▶ Task requirements
This calls for a word-for-word copy of all the data, with each picture removed.

[Source data]

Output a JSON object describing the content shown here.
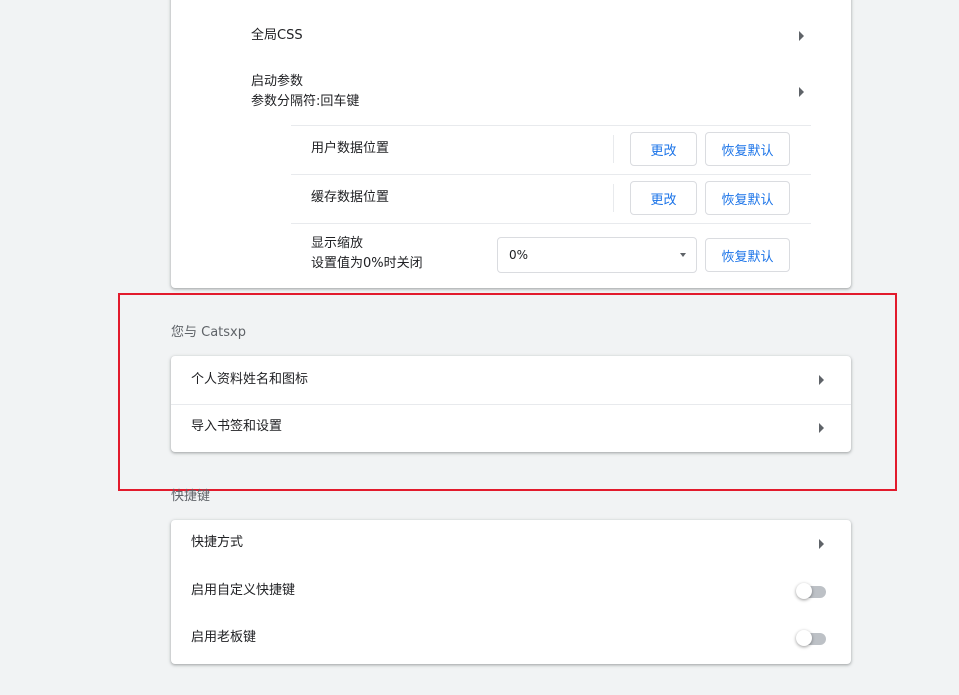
{
  "colors": {
    "page_background": "#f1f3f4",
    "card_background": "#ffffff",
    "link_blue": "#1a73e8",
    "highlight_red": "#e21a2c",
    "toggle_off": "#bdc1c6"
  },
  "advanced": {
    "global_css": {
      "label": "全局CSS",
      "icon": "arrow-right-icon"
    },
    "launch_params": {
      "label": "启动参数",
      "sublabel": "参数分隔符:回车键",
      "icon": "arrow-right-icon"
    },
    "user_data": {
      "label": "用户数据位置",
      "change_label": "更改",
      "reset_label": "恢复默认"
    },
    "cache_data": {
      "label": "缓存数据位置",
      "change_label": "更改",
      "reset_label": "恢复默认"
    },
    "display_zoom": {
      "label": "显示缩放",
      "sublabel": "设置值为0%时关闭",
      "selected_value": "0%",
      "reset_label": "恢复默认"
    }
  },
  "you_section": {
    "title": "您与 Catsxp",
    "items": [
      {
        "label": "个人资料姓名和图标",
        "icon": "arrow-right-icon"
      },
      {
        "label": "导入书签和设置",
        "icon": "arrow-right-icon"
      }
    ]
  },
  "shortcuts_section": {
    "title": "快捷键",
    "shortcut_methods": {
      "label": "快捷方式",
      "icon": "arrow-right-icon"
    },
    "custom_shortcuts": {
      "label": "启用自定义快捷键",
      "enabled": false
    },
    "boss_key": {
      "label": "启用老板键",
      "enabled": false
    }
  }
}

▶ Result
Output a JSON object describing the content shown here.
{
  "colors": {
    "page_background": "#f1f3f4",
    "card_background": "#ffffff",
    "link_blue": "#1a73e8",
    "highlight_red": "#e21a2c",
    "toggle_off": "#bdc1c6"
  },
  "advanced": {
    "global_css": {
      "label": "全局CSS",
      "icon": "arrow-right-icon"
    },
    "launch_params": {
      "label": "启动参数",
      "sublabel": "参数分隔符:回车键",
      "icon": "arrow-right-icon"
    },
    "user_data": {
      "label": "用户数据位置",
      "change_label": "更改",
      "reset_label": "恢复默认"
    },
    "cache_data": {
      "label": "缓存数据位置",
      "change_label": "更改",
      "reset_label": "恢复默认"
    },
    "display_zoom": {
      "label": "显示缩放",
      "sublabel": "设置值为0%时关闭",
      "selected_value": "0%",
      "reset_label": "恢复默认"
    }
  },
  "you_section": {
    "title": "您与 Catsxp",
    "items": [
      {
        "label": "个人资料姓名和图标",
        "icon": "arrow-right-icon"
      },
      {
        "label": "导入书签和设置",
        "icon": "arrow-right-icon"
      }
    ]
  },
  "shortcuts_section": {
    "title": "快捷键",
    "shortcut_methods": {
      "label": "快捷方式",
      "icon": "arrow-right-icon"
    },
    "custom_shortcuts": {
      "label": "启用自定义快捷键",
      "enabled": false
    },
    "boss_key": {
      "label": "启用老板键",
      "enabled": false
    }
  }
}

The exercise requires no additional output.